Recent developments from Formosa Plastics include impact copolymers with enhanced stiffness and toughness. They are particularly well suited to caps and closures, specialty containers, and automotive trim, says Polyolefins Div. v.p. and general manager Ken Mounger.
Tougher, clearer RCPs
Also new from Formosa are random copolymers with enhanced clarity for molded housewares and other consumer applications.
For extrusion blow molding, BP offers a new clarified version of a 2-MFR random copolymer, Acclear 8239. It has a flex modulus of 220,000 psi, notched Izod impact of 2 ft-lb/in., and a haze value of 11%.
And for stretch-blow molding of small food and pharmaceutical containers, BP is offering sample quantities of a developmental 20-MFR grade with clarity approaching that of PET.
For extrusion or injection-blow molding of juice and beverage bottles, Equistar has developed a new clarified random copolymer with a good balance of clarity and mechanical properties. PP33HF04 is a 2-MFI resin with a haze value of 3-5%.
Huntsman has reintroduced a family of medical grade, random copolymers produced with the Rexene liquid-pool process and fourth-generation Z-N catalysts. According to PP business director Steve Litherland, Rexene 13M11A is a 1-MFR injection grade for pharmaceutical and electronics packaging (e.g., silicone-wafer storage containers). It has a flex modulus of 150,000 psi and notched Izod impact of 1 ft-lb/in.
There are also three Rexene injection, extrusion, and stretch-blow molding resins. Grades 23M2A, 23M2ACS 198, and 23M2ACS 038 all have 2 MFR and a flex modulus of 150,000 psi, plus different additives for packaging particular drugs—including Kosher-grade additives.
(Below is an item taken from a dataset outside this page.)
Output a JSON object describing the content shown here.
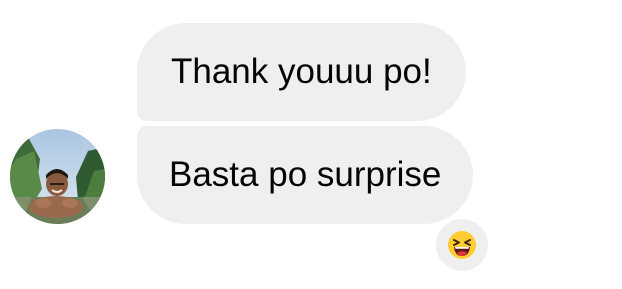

These resins offer improved stiffness, color stability, and heat resistance that allows for autoclave and ethylene-oxide sterilization.